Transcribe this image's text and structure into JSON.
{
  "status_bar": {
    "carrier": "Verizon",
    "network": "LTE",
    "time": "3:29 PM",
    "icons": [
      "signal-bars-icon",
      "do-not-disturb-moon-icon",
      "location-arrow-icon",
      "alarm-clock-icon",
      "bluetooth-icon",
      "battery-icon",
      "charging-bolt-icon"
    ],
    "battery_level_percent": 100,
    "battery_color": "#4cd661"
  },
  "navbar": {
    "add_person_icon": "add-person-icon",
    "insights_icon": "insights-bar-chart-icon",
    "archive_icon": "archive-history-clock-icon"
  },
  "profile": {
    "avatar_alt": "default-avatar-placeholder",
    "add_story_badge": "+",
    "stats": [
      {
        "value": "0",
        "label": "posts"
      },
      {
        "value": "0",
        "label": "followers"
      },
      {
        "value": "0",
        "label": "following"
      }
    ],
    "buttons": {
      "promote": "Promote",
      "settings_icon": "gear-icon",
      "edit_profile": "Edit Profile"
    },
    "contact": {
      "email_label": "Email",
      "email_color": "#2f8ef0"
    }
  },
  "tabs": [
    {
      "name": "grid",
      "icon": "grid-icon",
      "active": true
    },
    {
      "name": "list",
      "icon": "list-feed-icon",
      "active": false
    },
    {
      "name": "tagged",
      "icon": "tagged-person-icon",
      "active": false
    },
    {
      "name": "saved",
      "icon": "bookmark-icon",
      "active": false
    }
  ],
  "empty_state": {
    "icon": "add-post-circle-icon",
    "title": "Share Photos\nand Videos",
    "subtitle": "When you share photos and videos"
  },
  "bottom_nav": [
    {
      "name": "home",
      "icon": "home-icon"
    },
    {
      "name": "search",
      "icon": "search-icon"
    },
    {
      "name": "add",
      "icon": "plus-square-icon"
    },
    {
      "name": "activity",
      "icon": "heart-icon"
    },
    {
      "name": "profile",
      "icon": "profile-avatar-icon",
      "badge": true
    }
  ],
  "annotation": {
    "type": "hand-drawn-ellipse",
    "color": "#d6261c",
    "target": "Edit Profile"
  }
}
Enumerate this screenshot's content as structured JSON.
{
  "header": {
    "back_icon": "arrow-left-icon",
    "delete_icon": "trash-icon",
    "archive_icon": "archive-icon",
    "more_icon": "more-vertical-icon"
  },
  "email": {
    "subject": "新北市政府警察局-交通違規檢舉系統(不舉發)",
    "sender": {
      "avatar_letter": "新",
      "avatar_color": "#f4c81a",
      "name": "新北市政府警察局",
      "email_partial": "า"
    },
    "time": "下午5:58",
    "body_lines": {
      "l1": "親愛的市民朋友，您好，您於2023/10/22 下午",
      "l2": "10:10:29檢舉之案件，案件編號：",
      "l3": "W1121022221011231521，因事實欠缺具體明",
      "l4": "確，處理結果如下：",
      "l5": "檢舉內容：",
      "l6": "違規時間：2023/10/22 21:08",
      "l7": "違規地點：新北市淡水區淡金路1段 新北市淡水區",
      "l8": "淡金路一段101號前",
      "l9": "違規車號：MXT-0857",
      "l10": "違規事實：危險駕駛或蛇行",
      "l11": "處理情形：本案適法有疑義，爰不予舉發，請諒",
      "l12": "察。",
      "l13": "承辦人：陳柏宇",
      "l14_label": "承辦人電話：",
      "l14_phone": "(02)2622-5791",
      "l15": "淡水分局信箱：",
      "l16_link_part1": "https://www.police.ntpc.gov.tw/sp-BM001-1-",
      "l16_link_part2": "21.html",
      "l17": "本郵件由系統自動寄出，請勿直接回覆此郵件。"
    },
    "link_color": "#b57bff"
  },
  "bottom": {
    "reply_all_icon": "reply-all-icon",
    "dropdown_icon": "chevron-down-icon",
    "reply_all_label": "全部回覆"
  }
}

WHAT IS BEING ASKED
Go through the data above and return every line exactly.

FINISHED TASK
Transcribe this image's text and structure into JSON.
{
  "status_bar": {
    "carrier": "Verizon",
    "network": "LTE",
    "time": "3:29 PM",
    "icons": [
      "signal-bars-icon",
      "do-not-disturb-moon-icon",
      "location-arrow-icon",
      "alarm-clock-icon",
      "bluetooth-icon",
      "battery-icon",
      "charging-bolt-icon"
    ],
    "battery_level_percent": 100,
    "battery_color": "#4cd661"
  },
  "navbar": {
    "add_person_icon": "add-person-icon",
    "insights_icon": "insights-bar-chart-icon",
    "archive_icon": "archive-history-clock-icon"
  },
  "profile": {
    "avatar_alt": "default-avatar-placeholder",
    "add_story_badge": "+",
    "stats": [
      {
        "value": "0",
        "label": "posts"
      },
      {
        "value": "0",
        "label": "followers"
      },
      {
        "value": "0",
        "label": "following"
      }
    ],
    "buttons": {
      "promote": "Promote",
      "settings_icon": "gear-icon",
      "edit_profile": "Edit Profile"
    },
    "contact": {
      "email_label": "Email",
      "email_color": "#2f8ef0"
    }
  },
  "tabs": [
    {
      "name": "grid",
      "icon": "grid-icon",
      "active": true
    },
    {
      "name": "list",
      "icon": "list-feed-icon",
      "active": false
    },
    {
      "name": "tagged",
      "icon": "tagged-person-icon",
      "active": false
    },
    {
      "name": "saved",
      "icon": "bookmark-icon",
      "active": false
    }
  ],
  "empty_state": {
    "icon": "add-post-circle-icon",
    "title": "Share Photos\nand Videos",
    "subtitle": "When you share photos and videos"
  },
  "bottom_nav": [
    {
      "name": "home",
      "icon": "home-icon"
    },
    {
      "name": "search",
      "icon": "search-icon"
    },
    {
      "name": "add",
      "icon": "plus-square-icon"
    },
    {
      "name": "activity",
      "icon": "heart-icon"
    },
    {
      "name": "profile",
      "icon": "profile-avatar-icon",
      "badge": true
    }
  ],
  "annotation": {
    "type": "hand-drawn-ellipse",
    "color": "#d6261c",
    "target": "Edit Profile"
  }
}
Enumerate this screenshot's content as structured JSON.
{
  "header": {
    "back_icon": "arrow-left-icon",
    "delete_icon": "trash-icon",
    "archive_icon": "archive-icon",
    "more_icon": "more-vertical-icon"
  },
  "email": {
    "subject": "新北市政府警察局-交通違規檢舉系統(不舉發)",
    "sender": {
      "avatar_letter": "新",
      "avatar_color": "#f4c81a",
      "name": "新北市政府警察局",
      "email_partial": "า"
    },
    "time": "下午5:58",
    "body_lines": {
      "l1": "親愛的市民朋友，您好，您於2023/10/22 下午",
      "l2": "10:10:29檢舉之案件，案件編號：",
      "l3": "W1121022221011231521，因事實欠缺具體明",
      "l4": "確，處理結果如下：",
      "l5": "檢舉內容：",
      "l6": "違規時間：2023/10/22 21:08",
      "l7": "違規地點：新北市淡水區淡金路1段 新北市淡水區",
      "l8": "淡金路一段101號前",
      "l9": "違規車號：MXT-0857",
      "l10": "違規事實：危險駕駛或蛇行",
      "l11": "處理情形：本案適法有疑義，爰不予舉發，請諒",
      "l12": "察。",
      "l13": "承辦人：陳柏宇",
      "l14_label": "承辦人電話：",
      "l14_phone": "(02)2622-5791",
      "l15": "淡水分局信箱：",
      "l16_link_part1": "https://www.police.ntpc.gov.tw/sp-BM001-1-",
      "l16_link_part2": "21.html",
      "l17": "本郵件由系統自動寄出，請勿直接回覆此郵件。"
    },
    "link_color": "#b57bff"
  },
  "bottom": {
    "reply_all_icon": "reply-all-icon",
    "dropdown_icon": "chevron-down-icon",
    "reply_all_label": "全部回覆"
  }
}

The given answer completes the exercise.